User flows in Azure Active Directory B2C

The extensible policy framework of Azure Active Directory B2C (Azure AD B2C) is the core strength of the service. Policies fully describe identity experiences such as sign-up, sign-in, or profile editing. To help you set up the most common identity tasks, the Azure AD B2C portal includes predefined, configurable policies called user flows.

What are user flows?

A user flow enables you to control behaviors in your applications by configuring the following settings:

  • Account types used for sign-in, such as social accounts like a Facebook or local accounts
  • Attributes to be collected from the consumer, such as first name, postal code, and shoe size
  • Azure Multi-Factor Authentication
  • Customization of the user interface
  • Information that the application receives as claims in a token

You can create many user flows of different types in your tenant and use them in your applications as needed. User flows can be reused across applications. This flexibility enables you to define and modify identity experiences with minimal or no changes to your code. Your application triggers a user flow by using a standard HTTP authentication request that includes a user flow parameter. A customized token is received as a response.

The following examples show the "p" query string parameter that specifies the user flow to be used:

https://contosob2c.b2clogin.com/contosob2c.onmicrosoft.com/oauth2/v2.0/authorize?
client_id=2d4d11a2-f814-46a7-890a-274a72a7309e      // Your registered Application ID
&redirect_uri=https%3A%2F%2Flocalhost%3A44321%2F    // Your registered Reply URL, url encoded
&response_mode=form_post                            // 'query', 'form_post' or 'fragment'
&response_type=id_token
&scope=openid
&nonce=dummy
&state=12345                                        // Any value provided by your application
&p=b2c_1_siup                                       // Your sign-up user flow
https://contosob2c.b2clogin.com/contosob2c.onmicrosoft.com/oauth2/v2.0/authorize?
client_id=2d4d11a2-f814-46a7-890a-274a72a7309e      // Your registered Application ID
&redirect_uri=https%3A%2F%2Flocalhost%3A44321%2F    // Your registered Reply URL, url encoded
&response_mode=form_post                            // 'query', 'form_post' or 'fragment'
&response_type=id_token
&scope=openid
&nonce=dummy
&state=12345                                        // Any value provided by your application
&p=b2c_1_siin                                       // Your sign-in user flow

User flow versions

In the Azure portal, new versions of user flows are being added all the time.
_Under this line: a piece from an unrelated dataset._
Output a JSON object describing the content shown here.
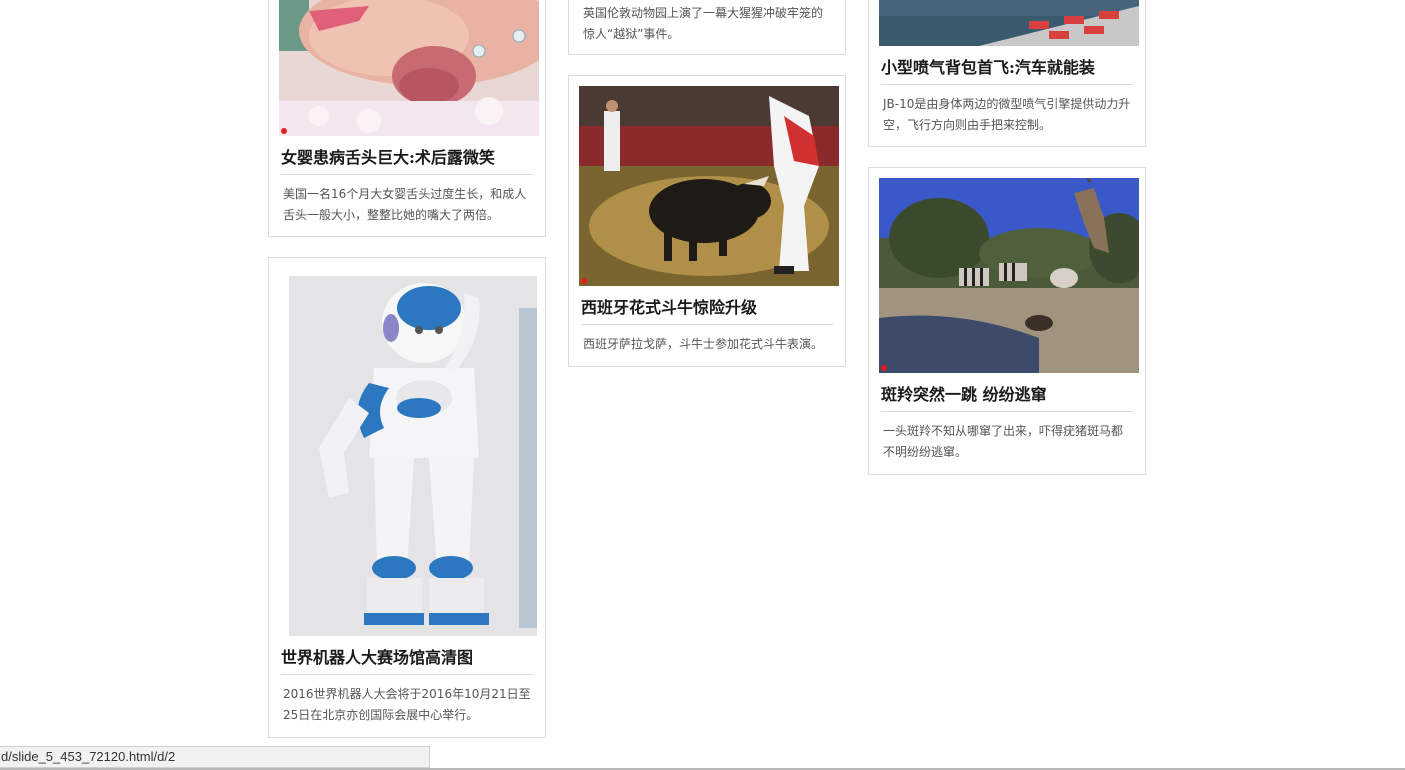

When you get started with Azure AD B2C, tested user flows are recommended for you to use. When you create a new user flow, you choose the user flow that you need from the Recommended tab.

The following user flows are currently recommended:

  • Sign up and sign in - Handles both of the sign-up and sign-in experiences with a single configuration. Users are led down the right path depending on the context. It's recommended that you use this user flow over a sign-up user flow or a sign-in user flow.
  • Profile editing - Enables users to edit their profile information.
  • Password reset - Enables you to configure whether and how users can reset their password.

Linking user flows

A sign-up or sign-in user flow with local accounts includes a Forgot password? link on the first page of the experience. Clicking this link doesn't automatically trigger a password reset user flow.

Instead, the error code AADB2C90118 is returned to your application. Your application needs to handle this error code by running a specific user flow that resets the password. To see an example, take a look at a simple ASP.NET sample that demonstrates the linking of user flows.

Email address storage

An email address can be required as part of a user flow. If the user authenticates with a social identity provider, the email address is stored in the otherMails property. If a local account is based on a user name, then the email address is stored in a strong authentication detail property. If a local account is based on an email address, then the email address is stored in the signInNames property.

The email address isn't guaranteed to be verified in any of these cases. A tenant administrator can disable email verification in the basic policies for local accounts. Even if email address verification is enabled, addresses aren't verified if they come from a social identity provider and they haven't been changed.

Only the otherMails and signInNames properties are exposed through the Active Directory Graph API. The email address in the strong authentication detail property is not available.

Next steps

To create the recommended user flows, follow the instructions in Tutorial: Create a user flow.